Hey there, time traveller!
This article was published 11/1/2016 (499 days ago), so information in it may no longer be current.
The downtown Hudson's Bay store is, quite literally, a fraction of its former self.
The quintessentially Canadian retailer has consolidated its operations at the corner of Portage Avenue and Memorial Boulevard by closing off the fourth floor and leaving its merchandise to its main and second floors.
"Hudson’s Bay is simply adjusting its store layout in its downtown Winnipeg location in order to improve navigation and enhance the overall shopping experience for customers," said Tiffany Bourre, the company’s Toronto-based director of external communications. "To do so, we are consolidating our retail floor space from three floors to two. There is no change to the assortment of product offered."
Hudson Bay has been reducing the shopping space at its downtown location for years and whenever it shrinks yet again, a new round of speculation about the future of the iconic building is launched.
The store has been operating for the last number of years on the first, second and fourth floors.
(Astute male shoppers would realize the closing of the fourth floor leaves no male washrooms in the remaining retail areas. Men will, however, still be able to use the washroom on that floor.)
The most recent retraction has Cindy Tugwell, executive director of Heritage Winnipeg, worried.
"I think any heritage building where people are moving out is a clear sign that the building is in jeopardy. In order to preserve a building, it has to be occupied," she said.
The challenge facing everybody who wants to see the building return to prominence in downtown Winnipeg is its sheer size. There are precious few retailers looking for anything like the 600,000 square feet that it offers.
Despite being built 90 years ago by Canada’s oldest retail company, the downtown Hudson’s Bay store has not been formally designated a heritage building, she said.
"Although it’s a landmark building that we can’t imagine not having, we can’t protect it from demolition," she said.
That may be technically the case but such a potential scenario is far off in the distance and she said every effort is going to be made to spur new uses and tenants.
"We’re not questioning if we’re redeveloping, it’s how we’re redeveloping," she said.
"It’s a beautiful building from an architectural standpoint. It’s an amazing location for redevelopment."
Both Tugwell and Angela Mathieson, CEO of CentreVenture, believe some level of government assistance, either civic, provincial or federal – or possibly all three – may be required to have the entire space bustling like it used to a couple of decades ago.
Further complicating matters is the sheer width of the building because it limits the amount of natural sunlight that gets in, making it far less attractive for potential business or residential tenants.
Mathieson believes any redevelopment would require an "architectural solution," such as a glass tower down the middle to increase natural sunlight and the likelihood of finding other uses.
"That’s critical. It’s going to be a function of whether that solution, which is required to attract tenants, will come at a price that the tenants can afford," she said.
"It would have the costs of creating a Class A building but because it’s older with the huge floor plate and older mechanical systems, you can only (develop) a budget where you can achieve Class B rent."

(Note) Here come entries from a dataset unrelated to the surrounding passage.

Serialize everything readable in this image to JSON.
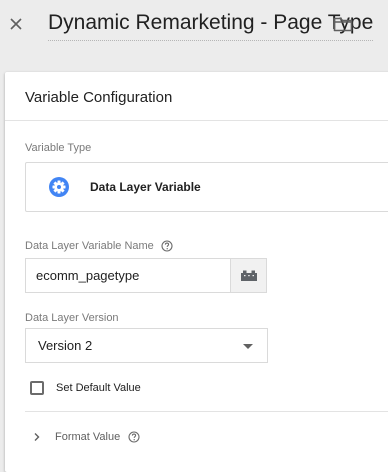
{
  "header": {
    "close_icon": "close-icon",
    "title": "Dynamic Remarketing - Page Type",
    "folder_icon": "folder-icon"
  },
  "card": {
    "title": "Variable Configuration",
    "variable_type": {
      "label": "Variable Type",
      "icon": "gear-icon",
      "icon_color": "#4285f4",
      "name": "Data Layer Variable"
    },
    "data_layer_variable_name": {
      "label": "Data Layer Variable Name",
      "help_icon": "help-icon",
      "value": "ecomm_pagetype",
      "picker_icon": "variable-picker-icon"
    },
    "data_layer_version": {
      "label": "Data Layer Version",
      "selected": "Version 2"
    },
    "set_default_value": {
      "label": "Set Default Value",
      "checked": false
    },
    "format_value": {
      "label": "Format Value",
      "help_icon": "help-icon",
      "expanded": false
    }
  }
}
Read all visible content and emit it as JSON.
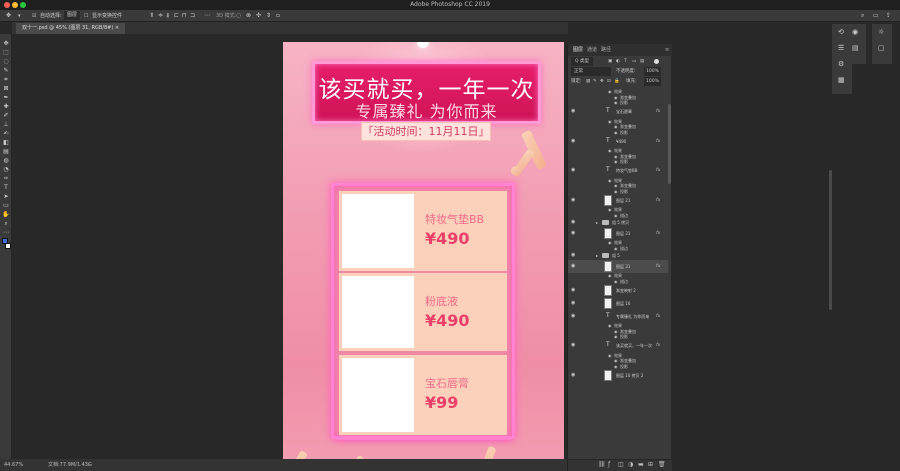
{
  "app": {
    "title": "Adobe Photoshop CC 2019",
    "traffic_colors": [
      "#fe5f57",
      "#febc2e",
      "#28c840"
    ]
  },
  "options_bar": {
    "auto_select_label": "自动选择:",
    "auto_select_value": "图层",
    "transform_controls_label": "显示变换控件",
    "mode_3d_label": "3D 模式:"
  },
  "document": {
    "tab_title": "双十一.psd @ 45% (图层 31, RGB/8#)"
  },
  "status": {
    "zoom": "44.67%",
    "doc_size": "文档:77.9M/1.43G"
  },
  "artwork": {
    "headline": "该买就买，一年一次",
    "subheadline": "专属臻礼 为你而来",
    "date_label": "「活动时间：11月11日」",
    "products": [
      {
        "name": "特妆气垫BB",
        "price": "¥490"
      },
      {
        "name": "粉底液",
        "price": "¥490"
      },
      {
        "name": "宝石唇膏",
        "price": "¥99"
      }
    ],
    "colors": {
      "background": "#f29db3",
      "banner": "#dd1a63",
      "neon": "#ff83d0",
      "card": "#fbd1bb",
      "price": "#ea3f6a"
    }
  },
  "layers_panel": {
    "tabs": [
      "图层",
      "通道",
      "路径"
    ],
    "filter_label": "Q 类型",
    "blend_mode": "正常",
    "opacity_label": "不透明度:",
    "opacity_value": "100%",
    "lock_label": "锁定:",
    "fill_label": "填充:",
    "fill_value": "100%",
    "fx_label": "fx",
    "layers": [
      {
        "kind": "effect",
        "text": "效果",
        "indent": 1
      },
      {
        "kind": "effect",
        "text": "渐变叠加",
        "indent": 2
      },
      {
        "kind": "effect",
        "text": "投影",
        "indent": 2
      },
      {
        "kind": "text",
        "name": "宝石唇膏",
        "fx": true
      },
      {
        "kind": "effect",
        "text": "效果",
        "indent": 1
      },
      {
        "kind": "effect",
        "text": "渐变叠加",
        "indent": 2
      },
      {
        "kind": "effect",
        "text": "投影",
        "indent": 2
      },
      {
        "kind": "text",
        "name": "¥490",
        "fx": true
      },
      {
        "kind": "effect",
        "text": "效果",
        "indent": 1
      },
      {
        "kind": "effect",
        "text": "渐变叠加",
        "indent": 2
      },
      {
        "kind": "effect",
        "text": "投影",
        "indent": 2
      },
      {
        "kind": "text",
        "name": "特妆气垫BB",
        "fx": true
      },
      {
        "kind": "effect",
        "text": "效果",
        "indent": 1
      },
      {
        "kind": "effect",
        "text": "渐变叠加",
        "indent": 2
      },
      {
        "kind": "effect",
        "text": "投影",
        "indent": 2
      },
      {
        "kind": "image",
        "name": "图层 21",
        "fx": true
      },
      {
        "kind": "effect",
        "text": "效果",
        "indent": 1
      },
      {
        "kind": "effect",
        "text": "描边",
        "indent": 2
      },
      {
        "kind": "group",
        "name": "组 5 拷贝"
      },
      {
        "kind": "image",
        "name": "图层 31",
        "fx": true
      },
      {
        "kind": "effect",
        "text": "效果",
        "indent": 1
      },
      {
        "kind": "effect",
        "text": "描边",
        "indent": 2
      },
      {
        "kind": "group",
        "name": "组 5"
      },
      {
        "kind": "image",
        "name": "图层 31",
        "fx": true,
        "selected": true
      },
      {
        "kind": "effect",
        "text": "效果",
        "indent": 1
      },
      {
        "kind": "effect",
        "text": "描边",
        "indent": 2
      },
      {
        "kind": "image",
        "name": "渐变映射 2",
        "fx": false
      },
      {
        "kind": "image",
        "name": "图层 16",
        "fx": false
      },
      {
        "kind": "text",
        "name": "专属臻礼 为你而来",
        "fx": true
      },
      {
        "kind": "effect",
        "text": "效果",
        "indent": 1
      },
      {
        "kind": "effect",
        "text": "渐变叠加",
        "indent": 2
      },
      {
        "kind": "effect",
        "text": "投影",
        "indent": 2
      },
      {
        "kind": "text",
        "name": "该买就买，一年一次",
        "fx": true
      },
      {
        "kind": "effect",
        "text": "效果",
        "indent": 1
      },
      {
        "kind": "effect",
        "text": "渐变叠加",
        "indent": 2
      },
      {
        "kind": "effect",
        "text": "投影",
        "indent": 2
      },
      {
        "kind": "image",
        "name": "图层 10 拷贝 2",
        "fx": false
      }
    ]
  }
}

Mathieson said CentreVenture has tried to help Hudson’s Bay out over the years by pointing it in the direction of potential tenants but nothing much has come of it.
"It’s by far the largest heritage building we have in downtown Winnipeg. I like to compare it to the Richardson Building. If you turn it on its end and stretched it out, they would be the same size," she said.